Incunabulum number three is Batan City, a MediaWiki-based imaginary city. It was started by Paul Youlten, founder of the site formerly known as Yellowikis, a wiki-based business listings directory that sparked a legal challenge from the yellow pages industry, and now at SocialText. When Paul sent a story to a friend of his, she responded not with a commentary but with another story. The result is starting to accumulate online. There isn’t much there yet, but the convention appears to be that the “city” accumulates individually-authored stories around a central fictional place. I’m very interested in what works and does not work in wiki-based fiction (providing no structure at all, for instance, really doesn’t, as Ben pointed out a few days ago; here we have some basic structure and an invitation first to submit a story and then to spread the word to other writers. I look forward to seeing how it evolves.

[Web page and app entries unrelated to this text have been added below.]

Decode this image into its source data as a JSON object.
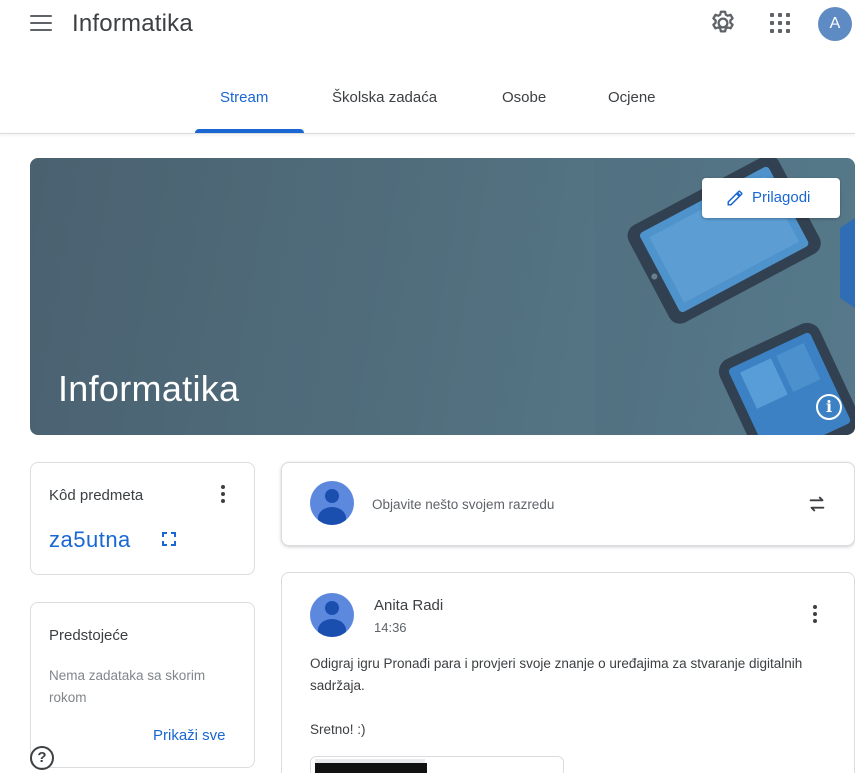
{
  "app": {
    "title": "Informatika",
    "avatar_letter": "A"
  },
  "tabs": [
    {
      "label": "Stream",
      "active": true
    },
    {
      "label": "Školska zadaća",
      "active": false
    },
    {
      "label": "Osobe",
      "active": false
    },
    {
      "label": "Ocjene",
      "active": false
    }
  ],
  "banner": {
    "title": "Informatika",
    "customize_label": "Prilagodi"
  },
  "class_code": {
    "label": "Kôd predmeta",
    "value": "za5utna"
  },
  "upcoming": {
    "title": "Predstojeće",
    "empty_text": "Nema zadataka sa skorim rokom",
    "view_all": "Prikaži sve"
  },
  "compose": {
    "placeholder": "Objavite nešto svojem razredu"
  },
  "post": {
    "author": "Anita Radi",
    "time": "14:36",
    "paragraphs": [
      "Odigraj igru Pronađi para i provjeri svoje znanje o uređajima za stvaranje digitalnih sadržaja.",
      "Sretno! :)"
    ]
  },
  "colors": {
    "accent": "#1967d2",
    "banner": "#52707f",
    "avatar": "#5f8bc4"
  },
  "icons": [
    "menu-icon",
    "gear-icon",
    "apps-grid-icon",
    "pencil-icon",
    "info-icon",
    "more-vert-icon",
    "fullscreen-icon",
    "repost-icon",
    "help-icon"
  ]
}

Incunabulum number four is Troped, a blog-based ongoing narrative. I came across this when its author commented here in if:book, and have been dropping by there every few days to try and get a feel for what it’s up to. The format is short, not always obviously interrelated stories, usually updated every day or so. I’ll admit I haven’t been following it for long or in depth, but so far what leaps out is not a strong story, but the sense of an experiment in time and form. Individual entries, each with the feel of a mini-short-story, read down the page; but because it’s posted in blog software the chronology of the whole reads in the opposite direction. That is, the first entry in narrative terms is the last you come to in formal terms, but the direction of the entries themselves goes the other way. In addition, the author/s (perhaps unconsciously) echo/es this temporal paradox with a slightly odd use of tenses within the stories (“Jameson laughs. He preferred to just use the shop as a place to dicker around–someplace other than his house“), which adds a layer of temporal confusion. So to date I haven’t got into this one. But as a piece testing the limits and possibilities and mute formal insinuations of net-native writing delivery mechanisms, it’s certainly worth a look.

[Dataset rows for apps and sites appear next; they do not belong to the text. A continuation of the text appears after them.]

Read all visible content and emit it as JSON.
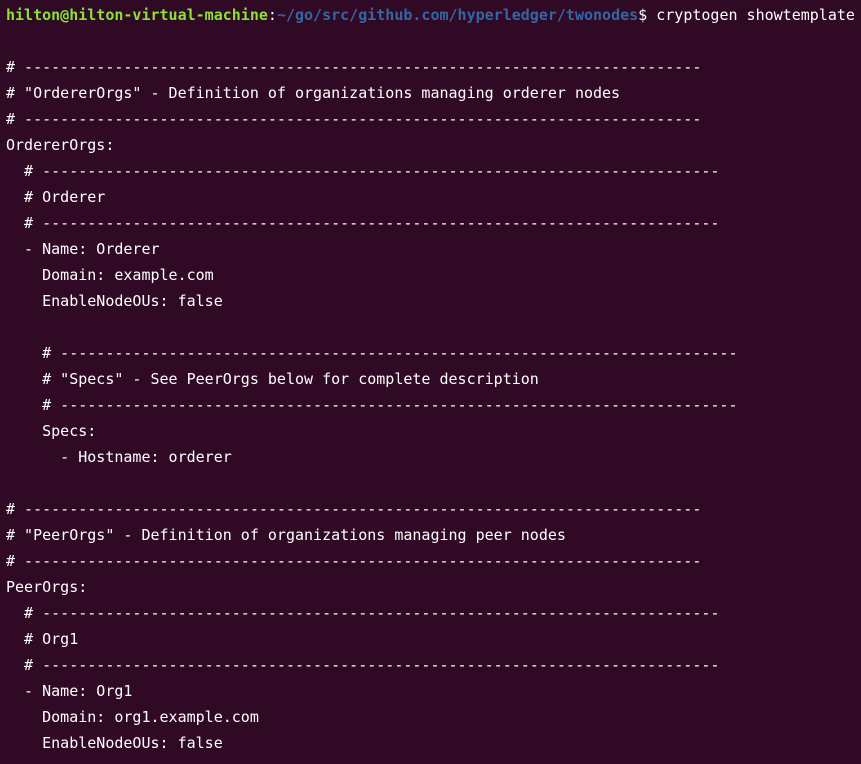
{
  "terminal": {
    "prompt": {
      "user_host": "hilton@hilton-virtual-machine",
      "colon": ":",
      "path": "~/go/src/github.com/hyperledger/twonodes",
      "dollar": "$ ",
      "command": "cryptogen showtemplate"
    },
    "lines": [
      "",
      "# ---------------------------------------------------------------------------",
      "# \"OrdererOrgs\" - Definition of organizations managing orderer nodes",
      "# ---------------------------------------------------------------------------",
      "OrdererOrgs:",
      "  # ---------------------------------------------------------------------------",
      "  # Orderer",
      "  # ---------------------------------------------------------------------------",
      "  - Name: Orderer",
      "    Domain: example.com",
      "    EnableNodeOUs: false",
      "",
      "    # ---------------------------------------------------------------------------",
      "    # \"Specs\" - See PeerOrgs below for complete description",
      "    # ---------------------------------------------------------------------------",
      "    Specs:",
      "      - Hostname: orderer",
      "",
      "# ---------------------------------------------------------------------------",
      "# \"PeerOrgs\" - Definition of organizations managing peer nodes",
      "# ---------------------------------------------------------------------------",
      "PeerOrgs:",
      "  # ---------------------------------------------------------------------------",
      "  # Org1",
      "  # ---------------------------------------------------------------------------",
      "  - Name: Org1",
      "    Domain: org1.example.com",
      "    EnableNodeOUs: false"
    ],
    "colors": {
      "background": "#300a24",
      "foreground": "#ffffff",
      "user_host": "#8ae234",
      "path": "#3465a4"
    }
  }
}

So, a mixed bag. Perl poetry experiments with the constraints of language, flirting with machine code in a way that subverts the usually functionalist preconceptions that lay non-coders such as myself tend to have about computer languages. The killin ur d00dz piece hard links within its writing community to foreground the dynamic and collaborative emergence of Web-specific jargons, even as it captures the intense experience of one individual. Batan City is a tentative (though, perhaps luckily for its creators, less populated than the Penguin effort) attempt to reconcile open editing with individual authorship of story elements, that uses the twin structures of a fictional place and an alphabetised list to structure the entries it invites. And Troped tests the interrelation between online self-publishing software and narrative temporality.
What all these pieces have in common is a concerted attempt to do more than upload the conventions of print text (boundedness, single authorship, linearity) into an environment that encourages in many ways the inverse of these traditions. They all have limitations, but all are pushing at the boundaries of what the new technologies make possible: multiple or anonymous authoring, new languages, strange temporalities and explicit acknowledgement of the intertext.